Northern Areas of Denali Closed to Snowmobile Use
Contact: Kris Fister, (907) 683-9583
DENALI PARK, Alaska:Denali National Park and Preserve Superintendent Don Striker has determined that due to the unseasonably warm temperatures and rain there is no longer adequate snow cover for the use of snowmobiles for traditional activities in the 1980 additions to Denali National Park and Preserve that are north of the Alaska Range. Those park lands that were open for snowmobile use are now closed until there is additional snow cover."The snow depth and structure of the snowpack are no longer adequate to protect vegetation and soils from damage by snowmachine use" stated Striker.

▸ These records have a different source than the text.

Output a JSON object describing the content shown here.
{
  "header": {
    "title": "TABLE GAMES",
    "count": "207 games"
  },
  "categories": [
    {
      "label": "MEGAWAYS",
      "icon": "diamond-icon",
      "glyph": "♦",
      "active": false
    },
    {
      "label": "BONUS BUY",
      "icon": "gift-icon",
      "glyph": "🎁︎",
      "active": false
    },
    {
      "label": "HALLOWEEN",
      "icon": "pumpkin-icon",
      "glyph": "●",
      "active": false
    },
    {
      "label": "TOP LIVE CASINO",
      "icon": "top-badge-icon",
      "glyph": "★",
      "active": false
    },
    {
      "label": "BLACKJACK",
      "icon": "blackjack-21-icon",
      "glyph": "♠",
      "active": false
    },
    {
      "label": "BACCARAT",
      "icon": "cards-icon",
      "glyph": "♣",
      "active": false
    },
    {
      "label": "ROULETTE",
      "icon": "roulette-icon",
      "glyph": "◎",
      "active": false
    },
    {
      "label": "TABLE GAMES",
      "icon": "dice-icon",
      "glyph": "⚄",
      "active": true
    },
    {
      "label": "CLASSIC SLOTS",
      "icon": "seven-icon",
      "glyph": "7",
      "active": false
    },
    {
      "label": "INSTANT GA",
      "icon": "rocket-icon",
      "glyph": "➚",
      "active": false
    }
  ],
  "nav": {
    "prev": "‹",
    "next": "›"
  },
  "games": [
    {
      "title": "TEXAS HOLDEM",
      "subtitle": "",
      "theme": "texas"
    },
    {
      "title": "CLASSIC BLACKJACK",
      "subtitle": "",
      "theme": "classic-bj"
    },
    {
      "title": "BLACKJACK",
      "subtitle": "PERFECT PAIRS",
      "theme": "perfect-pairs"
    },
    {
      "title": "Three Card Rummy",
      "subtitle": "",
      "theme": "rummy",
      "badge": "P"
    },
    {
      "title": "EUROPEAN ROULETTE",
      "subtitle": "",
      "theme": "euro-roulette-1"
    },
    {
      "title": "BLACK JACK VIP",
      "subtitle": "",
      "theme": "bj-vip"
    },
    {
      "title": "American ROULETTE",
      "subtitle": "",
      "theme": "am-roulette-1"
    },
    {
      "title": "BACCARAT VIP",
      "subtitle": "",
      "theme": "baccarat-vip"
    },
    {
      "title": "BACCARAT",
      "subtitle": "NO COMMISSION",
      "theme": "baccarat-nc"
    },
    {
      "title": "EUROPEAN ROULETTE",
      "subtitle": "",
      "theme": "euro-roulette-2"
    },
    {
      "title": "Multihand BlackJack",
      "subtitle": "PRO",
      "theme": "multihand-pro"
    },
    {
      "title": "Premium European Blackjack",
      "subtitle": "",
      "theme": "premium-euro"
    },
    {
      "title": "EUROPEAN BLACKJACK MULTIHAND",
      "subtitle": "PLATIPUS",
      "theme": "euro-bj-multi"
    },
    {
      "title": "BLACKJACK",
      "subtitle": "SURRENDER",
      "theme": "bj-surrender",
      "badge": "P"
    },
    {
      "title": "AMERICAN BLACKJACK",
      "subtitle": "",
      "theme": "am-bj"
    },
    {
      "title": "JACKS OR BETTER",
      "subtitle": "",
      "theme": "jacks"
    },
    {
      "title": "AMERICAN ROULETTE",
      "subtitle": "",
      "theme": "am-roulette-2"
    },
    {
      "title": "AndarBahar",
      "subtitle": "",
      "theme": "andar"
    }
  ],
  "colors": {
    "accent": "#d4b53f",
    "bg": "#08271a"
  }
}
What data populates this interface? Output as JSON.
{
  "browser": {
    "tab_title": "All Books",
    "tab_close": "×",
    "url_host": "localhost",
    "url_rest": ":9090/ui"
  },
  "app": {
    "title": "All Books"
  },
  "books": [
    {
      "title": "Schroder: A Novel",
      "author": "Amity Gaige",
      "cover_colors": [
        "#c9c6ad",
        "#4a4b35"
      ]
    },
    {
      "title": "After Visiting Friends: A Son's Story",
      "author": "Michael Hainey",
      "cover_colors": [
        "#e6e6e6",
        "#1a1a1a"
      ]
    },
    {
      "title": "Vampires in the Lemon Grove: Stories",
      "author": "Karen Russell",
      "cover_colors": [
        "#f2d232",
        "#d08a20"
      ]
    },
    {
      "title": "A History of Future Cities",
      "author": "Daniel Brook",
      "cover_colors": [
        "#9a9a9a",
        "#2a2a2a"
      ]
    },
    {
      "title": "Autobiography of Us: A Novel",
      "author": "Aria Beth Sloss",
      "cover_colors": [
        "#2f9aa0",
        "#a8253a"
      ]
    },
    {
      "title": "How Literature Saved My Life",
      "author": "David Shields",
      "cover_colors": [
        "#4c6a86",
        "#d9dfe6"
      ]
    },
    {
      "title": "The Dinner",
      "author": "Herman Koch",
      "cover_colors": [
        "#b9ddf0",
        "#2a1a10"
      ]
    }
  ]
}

The snow cover south of the Alaska Range is still adequate for the use of snowmobiles for traditional activities in the 1980 additions to Denali National Park and Preserve.
Riders are reminded that all lands within the former Mount McKinley National Park on both the north and the south sides of the crest of the Alaska Range are closed to all snowmobile use by federal regulation. Maps with GPS coordinates for the park and preserve boundary are available on the park website at www.nps.gov/dena/parkmgmt/park-boundary-info.htm.
There are areas of thin ice or open water on rivers and hazardous avalanche conditions may exist due to the varying layers within the snowpack. Riders should utilize travel routes that minimize avalanche risk, avoiding narrow valleys, ravines, and other terrain traps.
The Murie Science and Learning Center at Mile 1.3 on the park road is open daily from
9:00 am – 4:00 pm for visitor information and backcountry permits. Additional park information is available on the park website at www.nps.gov/dena or by calling 907-683-9532 from 9:00 am – 4:00 pm daily.
Stay connected with "DenaliNPS" on Twitter, Facebook, YouTube, Flickr, and iTunes – links to these social media sites are available atwww.nps.gov/dena.
Did You Know?
The vast landscapes of interior Alaska are changing. Large glaciers are receding, permafrost is melting and woody plants are spreading. Comparison of "then-and-now" photographs and data from major vegetation monitoring should allow detection, understanding and potential management of these changes.